Your task. Scan the data below for lines holding the word "JSON", and copy each line found.

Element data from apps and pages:

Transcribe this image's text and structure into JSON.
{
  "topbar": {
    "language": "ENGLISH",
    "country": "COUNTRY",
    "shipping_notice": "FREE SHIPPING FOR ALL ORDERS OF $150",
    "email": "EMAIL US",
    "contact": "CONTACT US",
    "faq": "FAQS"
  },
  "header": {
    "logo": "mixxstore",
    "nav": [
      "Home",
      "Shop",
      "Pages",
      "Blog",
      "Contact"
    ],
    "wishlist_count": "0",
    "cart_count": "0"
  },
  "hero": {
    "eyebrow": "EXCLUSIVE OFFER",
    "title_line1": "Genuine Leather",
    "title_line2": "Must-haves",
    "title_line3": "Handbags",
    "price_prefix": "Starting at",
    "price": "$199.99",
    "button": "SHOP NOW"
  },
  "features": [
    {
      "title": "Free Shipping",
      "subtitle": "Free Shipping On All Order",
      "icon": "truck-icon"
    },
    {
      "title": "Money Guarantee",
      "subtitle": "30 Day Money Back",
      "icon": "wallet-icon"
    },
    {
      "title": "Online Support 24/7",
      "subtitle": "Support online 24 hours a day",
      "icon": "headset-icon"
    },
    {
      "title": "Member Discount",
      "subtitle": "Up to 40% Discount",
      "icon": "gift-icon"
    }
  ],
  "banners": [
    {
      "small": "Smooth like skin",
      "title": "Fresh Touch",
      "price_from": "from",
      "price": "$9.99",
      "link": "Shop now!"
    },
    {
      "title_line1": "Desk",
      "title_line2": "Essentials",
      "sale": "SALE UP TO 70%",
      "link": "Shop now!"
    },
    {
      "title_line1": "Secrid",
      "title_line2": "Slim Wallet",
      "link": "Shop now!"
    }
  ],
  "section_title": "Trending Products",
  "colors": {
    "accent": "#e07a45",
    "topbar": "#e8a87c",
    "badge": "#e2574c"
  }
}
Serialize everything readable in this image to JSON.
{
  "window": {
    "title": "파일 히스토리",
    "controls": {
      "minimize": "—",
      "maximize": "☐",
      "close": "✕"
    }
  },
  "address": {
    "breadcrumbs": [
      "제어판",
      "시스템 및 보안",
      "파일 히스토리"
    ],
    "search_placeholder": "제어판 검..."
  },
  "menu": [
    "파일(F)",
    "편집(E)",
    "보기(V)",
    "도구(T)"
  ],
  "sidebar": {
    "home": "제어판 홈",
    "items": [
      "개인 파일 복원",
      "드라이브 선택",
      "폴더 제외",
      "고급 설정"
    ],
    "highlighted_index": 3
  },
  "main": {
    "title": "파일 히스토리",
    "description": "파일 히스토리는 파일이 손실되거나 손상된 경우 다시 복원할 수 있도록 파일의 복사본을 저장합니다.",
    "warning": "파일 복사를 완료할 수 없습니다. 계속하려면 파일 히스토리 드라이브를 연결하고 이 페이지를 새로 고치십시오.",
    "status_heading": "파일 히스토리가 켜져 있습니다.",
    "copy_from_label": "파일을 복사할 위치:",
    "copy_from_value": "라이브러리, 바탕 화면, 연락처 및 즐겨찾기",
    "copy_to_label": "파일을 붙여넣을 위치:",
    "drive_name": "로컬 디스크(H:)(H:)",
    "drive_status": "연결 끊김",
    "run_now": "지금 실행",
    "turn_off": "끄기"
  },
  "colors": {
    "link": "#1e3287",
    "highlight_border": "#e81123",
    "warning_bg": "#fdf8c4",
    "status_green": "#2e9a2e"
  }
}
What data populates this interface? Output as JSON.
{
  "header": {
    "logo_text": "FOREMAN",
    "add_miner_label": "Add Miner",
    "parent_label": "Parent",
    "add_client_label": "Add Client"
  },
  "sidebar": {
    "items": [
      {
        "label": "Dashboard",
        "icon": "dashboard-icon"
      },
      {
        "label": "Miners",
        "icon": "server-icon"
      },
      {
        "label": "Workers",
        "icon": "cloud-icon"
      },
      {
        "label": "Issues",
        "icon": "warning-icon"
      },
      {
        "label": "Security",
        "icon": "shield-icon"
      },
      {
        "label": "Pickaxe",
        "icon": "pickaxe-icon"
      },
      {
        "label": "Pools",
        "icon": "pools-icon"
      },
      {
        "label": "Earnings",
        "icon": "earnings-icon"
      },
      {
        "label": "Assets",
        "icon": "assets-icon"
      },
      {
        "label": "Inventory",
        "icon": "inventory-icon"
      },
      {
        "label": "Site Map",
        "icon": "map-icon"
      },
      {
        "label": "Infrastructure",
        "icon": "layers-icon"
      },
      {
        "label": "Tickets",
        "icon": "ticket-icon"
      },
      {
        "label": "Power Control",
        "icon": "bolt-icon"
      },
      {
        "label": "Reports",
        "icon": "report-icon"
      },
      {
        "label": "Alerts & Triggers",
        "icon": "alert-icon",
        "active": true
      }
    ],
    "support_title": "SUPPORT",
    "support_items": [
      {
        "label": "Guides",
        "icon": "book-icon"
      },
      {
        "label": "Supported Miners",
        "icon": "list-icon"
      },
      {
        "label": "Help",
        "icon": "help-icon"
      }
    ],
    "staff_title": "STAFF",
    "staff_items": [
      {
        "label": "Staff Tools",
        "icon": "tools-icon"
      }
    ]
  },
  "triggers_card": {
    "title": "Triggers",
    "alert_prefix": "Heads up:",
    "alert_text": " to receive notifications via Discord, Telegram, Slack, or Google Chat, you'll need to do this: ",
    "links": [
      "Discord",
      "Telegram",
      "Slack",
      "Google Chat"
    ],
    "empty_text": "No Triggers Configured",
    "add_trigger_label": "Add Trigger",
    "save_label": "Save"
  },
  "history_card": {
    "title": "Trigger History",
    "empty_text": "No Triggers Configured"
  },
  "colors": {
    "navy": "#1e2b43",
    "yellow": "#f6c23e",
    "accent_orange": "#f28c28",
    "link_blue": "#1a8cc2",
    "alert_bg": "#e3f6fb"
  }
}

Reply.
Transcribe this image's text and structure into JSON.
Serialize everything readable in this image to JSON.
What data populates this interface? Output as JSON.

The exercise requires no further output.